In 1915, that makeshift schoolhouse was torn down to make way for the permanent structure that would be the face of Redondo Union for decades — a stately, six-pillared auditorium.

But the school continued to evolve and grow over the years.

Red and white were picked as its colors in 1906. The first two graduates — Albert Lerch and Mina Sanderson — were honored a year later. The High Tide newspaper began life in 1920.

In 1939, the science building joined the fray, and the campus was expanded further with the addition of a new gym, a swimming pool and new classrooms in 1952. In the 1960s, the historical auditorium was officially condemned, and a new facade took shape.

These days, the campus stretches across more than 50 acres from Pacific Coast Highway to Prospect Avenue, and modern-looking buildings dot the sloping landscape. And the school still offers prime views of the Pacific.

For whatever reason, the picturesque panoramas didn’t seem nearly as impressive when Carl Dreizler was roaming the halls as a student with dreams of becoming a pilot in the late ’60s and early ’70s.

“As an adult, I’ll walk through the campus for an event and I’m like, ‘Wow, you can see the ocean from here,’ ” says Dreizler, who at 50 owns a travel agency.
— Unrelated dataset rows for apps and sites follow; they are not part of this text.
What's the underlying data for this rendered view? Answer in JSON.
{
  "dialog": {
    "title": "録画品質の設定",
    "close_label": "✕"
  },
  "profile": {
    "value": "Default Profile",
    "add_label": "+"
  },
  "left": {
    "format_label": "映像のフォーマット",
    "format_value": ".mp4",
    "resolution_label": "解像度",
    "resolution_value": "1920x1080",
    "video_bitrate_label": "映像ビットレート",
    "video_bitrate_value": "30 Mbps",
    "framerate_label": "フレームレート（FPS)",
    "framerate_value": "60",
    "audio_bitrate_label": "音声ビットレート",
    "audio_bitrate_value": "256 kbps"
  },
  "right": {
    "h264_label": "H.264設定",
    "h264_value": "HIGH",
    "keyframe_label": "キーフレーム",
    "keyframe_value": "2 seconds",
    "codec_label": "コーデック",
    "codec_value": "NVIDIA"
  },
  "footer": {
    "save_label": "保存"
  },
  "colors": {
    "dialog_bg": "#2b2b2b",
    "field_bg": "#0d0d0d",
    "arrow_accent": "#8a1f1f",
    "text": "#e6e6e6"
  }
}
If the name “Dreizler” sounds familiar to alumni, it should. From 1962 to 1980, a Dreizler brother or sister was enrolled at RUHS every school year except 1972-73. His nephew also graduated in the mid-’90s.

Carl Dreizler has since been active with the alumni association and he still likes to show up when Redondo Union takes on its rivals in football, basketball and baseball. A quick glance around the grandstands, he says, often reveals scores of other former Sea Hawks cheering on the Red and White.

“I feel like Redondo Union isn’t something you graduate from,” Dreizler says, “it’s something that’s part of you for life.”